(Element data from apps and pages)
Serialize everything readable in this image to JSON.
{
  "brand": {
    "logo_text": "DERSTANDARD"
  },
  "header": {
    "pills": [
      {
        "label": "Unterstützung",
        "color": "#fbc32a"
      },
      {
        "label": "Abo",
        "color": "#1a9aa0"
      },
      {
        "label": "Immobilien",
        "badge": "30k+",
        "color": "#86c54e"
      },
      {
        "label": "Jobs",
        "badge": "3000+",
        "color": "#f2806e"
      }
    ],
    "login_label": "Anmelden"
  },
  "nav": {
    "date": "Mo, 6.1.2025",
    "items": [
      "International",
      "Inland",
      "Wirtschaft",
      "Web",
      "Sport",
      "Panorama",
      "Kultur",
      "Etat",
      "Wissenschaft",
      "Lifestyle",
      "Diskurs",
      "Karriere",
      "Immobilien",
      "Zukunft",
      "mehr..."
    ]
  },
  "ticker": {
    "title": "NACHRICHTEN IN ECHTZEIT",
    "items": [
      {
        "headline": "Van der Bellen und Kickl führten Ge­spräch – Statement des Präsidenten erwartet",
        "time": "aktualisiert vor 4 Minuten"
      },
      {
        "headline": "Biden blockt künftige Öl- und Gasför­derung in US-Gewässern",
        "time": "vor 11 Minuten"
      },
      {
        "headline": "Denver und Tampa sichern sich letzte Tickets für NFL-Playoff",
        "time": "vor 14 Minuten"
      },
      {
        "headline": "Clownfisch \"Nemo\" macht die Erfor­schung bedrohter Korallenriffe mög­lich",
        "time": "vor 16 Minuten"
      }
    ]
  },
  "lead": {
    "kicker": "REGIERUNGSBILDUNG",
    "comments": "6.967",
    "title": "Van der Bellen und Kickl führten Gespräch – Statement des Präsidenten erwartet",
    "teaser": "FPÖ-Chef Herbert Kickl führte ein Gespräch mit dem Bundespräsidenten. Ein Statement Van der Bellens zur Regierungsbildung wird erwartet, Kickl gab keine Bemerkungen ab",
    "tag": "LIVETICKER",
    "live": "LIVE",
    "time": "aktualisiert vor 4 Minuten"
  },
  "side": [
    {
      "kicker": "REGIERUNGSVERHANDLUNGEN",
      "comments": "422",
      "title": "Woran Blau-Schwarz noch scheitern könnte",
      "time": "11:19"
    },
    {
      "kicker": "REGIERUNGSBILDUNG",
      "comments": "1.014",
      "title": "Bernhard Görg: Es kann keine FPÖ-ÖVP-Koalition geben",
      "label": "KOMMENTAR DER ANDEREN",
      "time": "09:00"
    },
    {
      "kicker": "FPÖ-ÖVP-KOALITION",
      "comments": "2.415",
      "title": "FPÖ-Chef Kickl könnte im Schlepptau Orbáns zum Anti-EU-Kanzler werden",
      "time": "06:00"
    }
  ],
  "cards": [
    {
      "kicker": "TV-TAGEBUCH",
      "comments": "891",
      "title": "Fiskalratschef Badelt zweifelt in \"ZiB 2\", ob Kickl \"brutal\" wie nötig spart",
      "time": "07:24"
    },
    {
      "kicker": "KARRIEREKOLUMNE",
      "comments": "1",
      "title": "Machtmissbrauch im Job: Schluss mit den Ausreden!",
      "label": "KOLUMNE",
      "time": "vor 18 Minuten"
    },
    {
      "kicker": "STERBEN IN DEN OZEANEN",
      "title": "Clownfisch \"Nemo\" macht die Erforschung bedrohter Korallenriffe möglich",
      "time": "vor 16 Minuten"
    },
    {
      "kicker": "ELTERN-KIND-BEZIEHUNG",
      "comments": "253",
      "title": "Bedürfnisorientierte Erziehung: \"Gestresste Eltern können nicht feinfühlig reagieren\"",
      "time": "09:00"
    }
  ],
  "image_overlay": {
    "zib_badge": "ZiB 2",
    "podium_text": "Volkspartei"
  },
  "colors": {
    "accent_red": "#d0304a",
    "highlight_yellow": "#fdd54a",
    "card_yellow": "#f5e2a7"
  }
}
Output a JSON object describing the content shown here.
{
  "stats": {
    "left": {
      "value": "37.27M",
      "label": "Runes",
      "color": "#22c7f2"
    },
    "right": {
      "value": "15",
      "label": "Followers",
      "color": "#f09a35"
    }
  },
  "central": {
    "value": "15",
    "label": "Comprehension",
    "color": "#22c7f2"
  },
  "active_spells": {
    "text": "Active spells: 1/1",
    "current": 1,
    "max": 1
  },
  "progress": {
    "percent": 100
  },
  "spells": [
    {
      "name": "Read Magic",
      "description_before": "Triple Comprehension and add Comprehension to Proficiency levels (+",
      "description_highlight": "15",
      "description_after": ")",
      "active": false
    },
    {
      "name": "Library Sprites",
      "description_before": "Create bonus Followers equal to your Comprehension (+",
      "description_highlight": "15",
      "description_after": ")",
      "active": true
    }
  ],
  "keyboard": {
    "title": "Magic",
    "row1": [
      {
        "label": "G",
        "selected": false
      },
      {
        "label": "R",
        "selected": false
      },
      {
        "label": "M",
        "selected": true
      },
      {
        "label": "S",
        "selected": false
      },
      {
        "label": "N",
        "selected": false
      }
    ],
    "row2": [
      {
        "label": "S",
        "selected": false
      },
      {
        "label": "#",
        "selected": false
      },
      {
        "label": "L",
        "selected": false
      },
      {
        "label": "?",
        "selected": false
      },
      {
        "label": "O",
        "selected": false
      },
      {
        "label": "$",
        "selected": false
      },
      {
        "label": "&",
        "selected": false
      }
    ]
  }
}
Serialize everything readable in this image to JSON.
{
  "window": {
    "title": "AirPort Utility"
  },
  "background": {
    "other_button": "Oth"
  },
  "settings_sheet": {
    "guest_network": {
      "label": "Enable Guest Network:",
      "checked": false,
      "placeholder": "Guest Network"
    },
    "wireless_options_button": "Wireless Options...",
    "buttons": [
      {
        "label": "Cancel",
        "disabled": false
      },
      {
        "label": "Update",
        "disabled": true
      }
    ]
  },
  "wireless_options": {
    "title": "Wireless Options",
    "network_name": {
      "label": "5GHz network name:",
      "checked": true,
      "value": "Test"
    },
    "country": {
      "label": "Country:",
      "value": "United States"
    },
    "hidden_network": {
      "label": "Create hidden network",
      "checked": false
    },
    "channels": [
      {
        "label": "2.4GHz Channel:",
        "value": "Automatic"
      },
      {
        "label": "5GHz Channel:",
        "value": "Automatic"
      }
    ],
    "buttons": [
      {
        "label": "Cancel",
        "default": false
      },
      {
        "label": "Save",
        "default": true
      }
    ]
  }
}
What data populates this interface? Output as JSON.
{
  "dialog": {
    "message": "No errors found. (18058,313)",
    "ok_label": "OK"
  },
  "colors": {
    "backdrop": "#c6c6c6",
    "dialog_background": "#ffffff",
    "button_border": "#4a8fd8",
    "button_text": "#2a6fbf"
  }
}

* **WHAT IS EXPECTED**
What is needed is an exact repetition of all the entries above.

* **TASK RESULT**
Serialize everything readable in this image to JSON.
{
  "brand": {
    "logo_text": "DERSTANDARD"
  },
  "header": {
    "pills": [
      {
        "label": "Unterstützung",
        "color": "#fbc32a"
      },
      {
        "label": "Abo",
        "color": "#1a9aa0"
      },
      {
        "label": "Immobilien",
        "badge": "30k+",
        "color": "#86c54e"
      },
      {
        "label": "Jobs",
        "badge": "3000+",
        "color": "#f2806e"
      }
    ],
    "login_label": "Anmelden"
  },
  "nav": {
    "date": "Mo, 6.1.2025",
    "items": [
      "International",
      "Inland",
      "Wirtschaft",
      "Web",
      "Sport",
      "Panorama",
      "Kultur",
      "Etat",
      "Wissenschaft",
      "Lifestyle",
      "Diskurs",
      "Karriere",
      "Immobilien",
      "Zukunft",
      "mehr..."
    ]
  },
  "ticker": {
    "title": "NACHRICHTEN IN ECHTZEIT",
    "items": [
      {
        "headline": "Van der Bellen und Kickl führten Ge­spräch – Statement des Präsidenten erwartet",
        "time": "aktualisiert vor 4 Minuten"
      },
      {
        "headline": "Biden blockt künftige Öl- und Gasför­derung in US-Gewässern",
        "time": "vor 11 Minuten"
      },
      {
        "headline": "Denver und Tampa sichern sich letzte Tickets für NFL-Playoff",
        "time": "vor 14 Minuten"
      },
      {
        "headline": "Clownfisch \"Nemo\" macht die Erfor­schung bedrohter Korallenriffe mög­lich",
        "time": "vor 16 Minuten"
      }
    ]
  },
  "lead": {
    "kicker": "REGIERUNGSBILDUNG",
    "comments": "6.967",
    "title": "Van der Bellen und Kickl führten Gespräch – Statement des Präsidenten erwartet",
    "teaser": "FPÖ-Chef Herbert Kickl führte ein Gespräch mit dem Bundespräsidenten. Ein Statement Van der Bellens zur Regierungsbildung wird erwartet, Kickl gab keine Bemerkungen ab",
    "tag": "LIVETICKER",
    "live": "LIVE",
    "time": "aktualisiert vor 4 Minuten"
  },
  "side": [
    {
      "kicker": "REGIERUNGSVERHANDLUNGEN",
      "comments": "422",
      "title": "Woran Blau-Schwarz noch scheitern könnte",
      "time": "11:19"
    },
    {
      "kicker": "REGIERUNGSBILDUNG",
      "comments": "1.014",
      "title": "Bernhard Görg: Es kann keine FPÖ-ÖVP-Koalition geben",
      "label": "KOMMENTAR DER ANDEREN",
      "time": "09:00"
    },
    {
      "kicker": "FPÖ-ÖVP-KOALITION",
      "comments": "2.415",
      "title": "FPÖ-Chef Kickl könnte im Schlepptau Orbáns zum Anti-EU-Kanzler werden",
      "time": "06:00"
    }
  ],
  "cards": [
    {
      "kicker": "TV-TAGEBUCH",
      "comments": "891",
      "title": "Fiskalratschef Badelt zweifelt in \"ZiB 2\", ob Kickl \"brutal\" wie nötig spart",
      "time": "07:24"
    },
    {
      "kicker": "KARRIEREKOLUMNE",
      "comments": "1",
      "title": "Machtmissbrauch im Job: Schluss mit den Ausreden!",
      "label": "KOLUMNE",
      "time": "vor 18 Minuten"
    },
    {
      "kicker": "STERBEN IN DEN OZEANEN",
      "title": "Clownfisch \"Nemo\" macht die Erforschung bedrohter Korallenriffe möglich",
      "time": "vor 16 Minuten"
    },
    {
      "kicker": "ELTERN-KIND-BEZIEHUNG",
      "comments": "253",
      "title": "Bedürfnisorientierte Erziehung: \"Gestresste Eltern können nicht feinfühlig reagieren\"",
      "time": "09:00"
    }
  ],
  "image_overlay": {
    "zib_badge": "ZiB 2",
    "podium_text": "Volkspartei"
  },
  "colors": {
    "accent_red": "#d0304a",
    "highlight_yellow": "#fdd54a",
    "card_yellow": "#f5e2a7"
  }
}
Output a JSON object describing the content shown here.
{
  "stats": {
    "left": {
      "value": "37.27M",
      "label": "Runes",
      "color": "#22c7f2"
    },
    "right": {
      "value": "15",
      "label": "Followers",
      "color": "#f09a35"
    }
  },
  "central": {
    "value": "15",
    "label": "Comprehension",
    "color": "#22c7f2"
  },
  "active_spells": {
    "text": "Active spells: 1/1",
    "current": 1,
    "max": 1
  },
  "progress": {
    "percent": 100
  },
  "spells": [
    {
      "name": "Read Magic",
      "description_before": "Triple Comprehension and add Comprehension to Proficiency levels (+",
      "description_highlight": "15",
      "description_after": ")",
      "active": false
    },
    {
      "name": "Library Sprites",
      "description_before": "Create bonus Followers equal to your Comprehension (+",
      "description_highlight": "15",
      "description_after": ")",
      "active": true
    }
  ],
  "keyboard": {
    "title": "Magic",
    "row1": [
      {
        "label": "G",
        "selected": false
      },
      {
        "label": "R",
        "selected": false
      },
      {
        "label": "M",
        "selected": true
      },
      {
        "label": "S",
        "selected": false
      },
      {
        "label": "N",
        "selected": false
      }
    ],
    "row2": [
      {
        "label": "S",
        "selected": false
      },
      {
        "label": "#",
        "selected": false
      },
      {
        "label": "L",
        "selected": false
      },
      {
        "label": "?",
        "selected": false
      },
      {
        "label": "O",
        "selected": false
      },
      {
        "label": "$",
        "selected": false
      },
      {
        "label": "&",
        "selected": false
      }
    ]
  }
}
Serialize everything readable in this image to JSON.
{
  "window": {
    "title": "AirPort Utility"
  },
  "background": {
    "other_button": "Oth"
  },
  "settings_sheet": {
    "guest_network": {
      "label": "Enable Guest Network:",
      "checked": false,
      "placeholder": "Guest Network"
    },
    "wireless_options_button": "Wireless Options...",
    "buttons": [
      {
        "label": "Cancel",
        "disabled": false
      },
      {
        "label": "Update",
        "disabled": true
      }
    ]
  },
  "wireless_options": {
    "title": "Wireless Options",
    "network_name": {
      "label": "5GHz network name:",
      "checked": true,
      "value": "Test"
    },
    "country": {
      "label": "Country:",
      "value": "United States"
    },
    "hidden_network": {
      "label": "Create hidden network",
      "checked": false
    },
    "channels": [
      {
        "label": "2.4GHz Channel:",
        "value": "Automatic"
      },
      {
        "label": "5GHz Channel:",
        "value": "Automatic"
      }
    ],
    "buttons": [
      {
        "label": "Cancel",
        "default": false
      },
      {
        "label": "Save",
        "default": true
      }
    ]
  }
}
What data populates this interface? Output as JSON.
{
  "dialog": {
    "message": "No errors found. (18058,313)",
    "ok_label": "OK"
  },
  "colors": {
    "backdrop": "#c6c6c6",
    "dialog_background": "#ffffff",
    "button_border": "#4a8fd8",
    "button_text": "#2a6fbf"
  }
}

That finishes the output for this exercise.